Geraint Harvey, Daniel Wintersberger, Peter Turnbull via The ConversationUK |The coronavirus pandemic has been especially cruel to the aviation industry. COVID-19 had an immediate and severe impact on aviation that is unlike any other shock in the industry’s history. Whereas the 9/11 terrorist attack on the twin towers undermined confidence and disrupted passenger flights and the financial crisis was hard on airlines, neither of these events come close to the damage inflicted on airlines from global lockdowns.
When airlines don’t fly, they incur heavy losses. The health of the passenger airline industry is measured in revenue passenger kilometres (RPK). This represents the number of kilometres travelled by paying passengers. As data presented by the International Civil Aviation Organisation show, passenger traffic drops sharply after a crisis, but it usually only takes a couple of years before there is significant growth.
While the losses of airlines worldwide stood at US$26.1 billion (£20.5 billion) in 2008, the following year losses were just US$4.6 billion and in 2010 the airline industry was back in the black with net profits of US$17.3 billion. Predictions for 2020 and 2021 follow a similar but more severe pattern of minus US$84 billion and minus US$15 billion, respectively.
Bearing the brunt
Perhaps unsurprisingly, several airlines have announced sizeable redundancy programmes as a result. British Airways says it plans to make up to 12,000 staff redundant and reduce the terms and conditions of 30,000 others. Meanwhile easyJet announced cuts of 4,500 jobs in June and Ryanair of 3,000 in May.
Asking the workforce to bear the brunt of falling demand may save the airline in the short-run but it will hurt relationships in the long-run. In fact, relationships have soured already as job cuts come on the back of very healthy pre-tax profits in 2019. IAG, the parent company of British Airways, posted pre-tax results of £2.6 billion, easyJet £0.4 billion, and Ryanair £0.9 billion.
Terms and conditions of employment in the airline industry in Europe have deteriorated in recent years. This has been the result of intensified competition within Europe’s single market for aviation services, most notably as a result of the increasing market share of low-cost airlines such as Ryanair, easyJet and Wizz.
As labour represents one of the few variable cost that airlines have immediate control over – unlike fuel, aircraft, landing charges and the like – many, but by no means all, tend to move quickly to reduce these costs in the event of a sudden downturn.
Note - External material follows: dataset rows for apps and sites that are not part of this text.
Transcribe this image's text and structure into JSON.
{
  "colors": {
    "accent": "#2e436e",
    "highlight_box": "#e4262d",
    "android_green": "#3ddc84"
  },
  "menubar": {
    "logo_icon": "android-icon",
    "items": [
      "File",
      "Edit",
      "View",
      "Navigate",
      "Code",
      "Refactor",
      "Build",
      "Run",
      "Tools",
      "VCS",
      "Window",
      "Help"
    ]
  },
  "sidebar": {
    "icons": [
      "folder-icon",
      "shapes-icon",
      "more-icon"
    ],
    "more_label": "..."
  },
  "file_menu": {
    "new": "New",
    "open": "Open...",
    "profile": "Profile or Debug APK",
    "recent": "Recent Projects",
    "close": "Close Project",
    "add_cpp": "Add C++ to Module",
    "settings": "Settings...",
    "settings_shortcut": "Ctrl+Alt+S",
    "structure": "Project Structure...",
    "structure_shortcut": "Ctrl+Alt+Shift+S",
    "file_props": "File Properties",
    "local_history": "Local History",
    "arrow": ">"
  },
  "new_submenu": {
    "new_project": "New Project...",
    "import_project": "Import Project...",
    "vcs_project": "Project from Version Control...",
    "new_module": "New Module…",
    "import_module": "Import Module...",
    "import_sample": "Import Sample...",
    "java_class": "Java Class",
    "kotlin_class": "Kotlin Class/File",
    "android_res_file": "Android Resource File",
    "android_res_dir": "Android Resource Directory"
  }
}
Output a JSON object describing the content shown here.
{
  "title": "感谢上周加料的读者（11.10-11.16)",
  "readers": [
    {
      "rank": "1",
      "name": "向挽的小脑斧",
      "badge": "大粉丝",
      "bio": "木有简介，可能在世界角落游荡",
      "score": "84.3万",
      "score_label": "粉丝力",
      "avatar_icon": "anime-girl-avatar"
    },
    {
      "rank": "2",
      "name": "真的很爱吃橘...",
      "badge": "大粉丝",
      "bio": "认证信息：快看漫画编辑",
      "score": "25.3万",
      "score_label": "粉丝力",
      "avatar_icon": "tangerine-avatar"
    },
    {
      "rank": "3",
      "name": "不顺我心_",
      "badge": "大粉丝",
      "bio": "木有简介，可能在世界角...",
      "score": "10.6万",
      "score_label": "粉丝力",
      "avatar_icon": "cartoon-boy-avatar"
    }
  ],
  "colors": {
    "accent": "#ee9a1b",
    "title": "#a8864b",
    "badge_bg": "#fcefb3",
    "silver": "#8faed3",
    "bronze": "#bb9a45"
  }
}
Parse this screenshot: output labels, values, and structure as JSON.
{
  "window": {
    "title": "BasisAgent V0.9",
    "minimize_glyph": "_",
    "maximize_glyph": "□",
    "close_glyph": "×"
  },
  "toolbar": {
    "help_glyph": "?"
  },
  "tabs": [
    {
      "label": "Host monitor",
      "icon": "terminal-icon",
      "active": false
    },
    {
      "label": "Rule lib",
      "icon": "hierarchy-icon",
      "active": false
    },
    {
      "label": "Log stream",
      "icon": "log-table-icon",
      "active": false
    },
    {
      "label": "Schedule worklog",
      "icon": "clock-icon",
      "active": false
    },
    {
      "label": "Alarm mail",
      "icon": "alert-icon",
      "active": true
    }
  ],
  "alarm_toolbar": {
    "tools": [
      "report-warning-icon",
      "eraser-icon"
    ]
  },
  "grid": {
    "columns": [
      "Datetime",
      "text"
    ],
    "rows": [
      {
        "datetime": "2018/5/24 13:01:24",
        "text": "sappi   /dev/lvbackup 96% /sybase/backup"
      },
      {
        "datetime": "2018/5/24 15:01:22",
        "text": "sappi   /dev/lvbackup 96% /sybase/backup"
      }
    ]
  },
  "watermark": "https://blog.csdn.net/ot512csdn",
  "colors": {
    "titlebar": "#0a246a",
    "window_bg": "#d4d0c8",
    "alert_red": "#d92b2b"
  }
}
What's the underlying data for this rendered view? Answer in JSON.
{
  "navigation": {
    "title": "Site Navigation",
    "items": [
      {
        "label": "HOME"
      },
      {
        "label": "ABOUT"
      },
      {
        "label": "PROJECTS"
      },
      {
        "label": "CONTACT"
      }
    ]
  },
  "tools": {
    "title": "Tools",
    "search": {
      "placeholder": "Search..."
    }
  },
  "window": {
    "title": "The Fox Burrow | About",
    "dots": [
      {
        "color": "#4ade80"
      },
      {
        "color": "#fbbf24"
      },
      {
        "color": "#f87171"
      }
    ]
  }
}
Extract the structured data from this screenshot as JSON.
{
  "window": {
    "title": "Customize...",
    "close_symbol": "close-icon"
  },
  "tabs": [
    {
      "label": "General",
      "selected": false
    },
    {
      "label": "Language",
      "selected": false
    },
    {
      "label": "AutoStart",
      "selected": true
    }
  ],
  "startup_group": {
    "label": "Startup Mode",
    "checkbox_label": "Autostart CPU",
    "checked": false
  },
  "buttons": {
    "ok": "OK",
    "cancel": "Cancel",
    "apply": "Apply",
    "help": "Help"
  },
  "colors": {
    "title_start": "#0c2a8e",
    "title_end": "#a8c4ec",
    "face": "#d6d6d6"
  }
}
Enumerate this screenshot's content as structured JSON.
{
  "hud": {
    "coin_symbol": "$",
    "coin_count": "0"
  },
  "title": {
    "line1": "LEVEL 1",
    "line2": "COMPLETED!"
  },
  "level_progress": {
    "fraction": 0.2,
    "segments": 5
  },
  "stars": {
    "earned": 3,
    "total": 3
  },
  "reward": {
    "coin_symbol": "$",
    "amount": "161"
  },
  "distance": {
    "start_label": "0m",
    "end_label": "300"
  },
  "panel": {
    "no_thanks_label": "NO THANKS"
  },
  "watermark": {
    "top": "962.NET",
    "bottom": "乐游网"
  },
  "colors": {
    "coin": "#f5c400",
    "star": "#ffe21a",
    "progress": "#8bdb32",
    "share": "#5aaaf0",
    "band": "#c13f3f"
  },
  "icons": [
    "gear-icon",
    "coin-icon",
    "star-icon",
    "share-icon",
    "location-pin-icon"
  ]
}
This was certainly the case after 9/11 and the financial crisis.
Airlines regard this as good business, especially when they can either hire new staff on inferior terms and conditions or fire and rehire the same staff on lower terms and conditions, without incurring training costs. Trade unions regard this as simple opportunism: in the eyes of aviation unions and aircrew, job cuts not only constitute a cynical (short-term) policy to cut labour costs but a longer term strategy to further undermine terms and conditions of employment.
The new redundancy plans may not come to fruition. They might be used instead to browbeat staff and secure further concessions from them, as has happened in the past. Pilots at Ryanair, for example, recently voted in favour of a 20% pay cut in order to save 260 pilot jobs at the airline, which were part of the cuts it announced in May. The pilots have negotiated that pay will be restored to pre-COVID-19 levels within four years (which would still constitute a pay cut due to inflation).
There is an alternative
Previous crises show that there are viable alternatives to job cuts. Following the 2008 financial crisis airlines like Southwest adopted a wider range of measures including work-sharing, temporary pay cuts and furlough. As a result, they were less likely to experience industrial strife and the business recovered more quickly.
Airline staff today are certainly willing to negotiate alternatives, as demonstrated at Ryanair. COVID-19 might hit harder and last longer than previous crises, but the industry will not disappear. Indeed, the majority of participants in a recent poll of aviation professionals predicted a return to 2019 levels of revenue within three years.
The big question is what the recovery will look like for the workforce. Will the European aviation sector continue to offer decent work for the 2 million people who currently work in it, or will jobs in this sector go the same way as precarious gig work, which now characterises so many other sectors of the economy?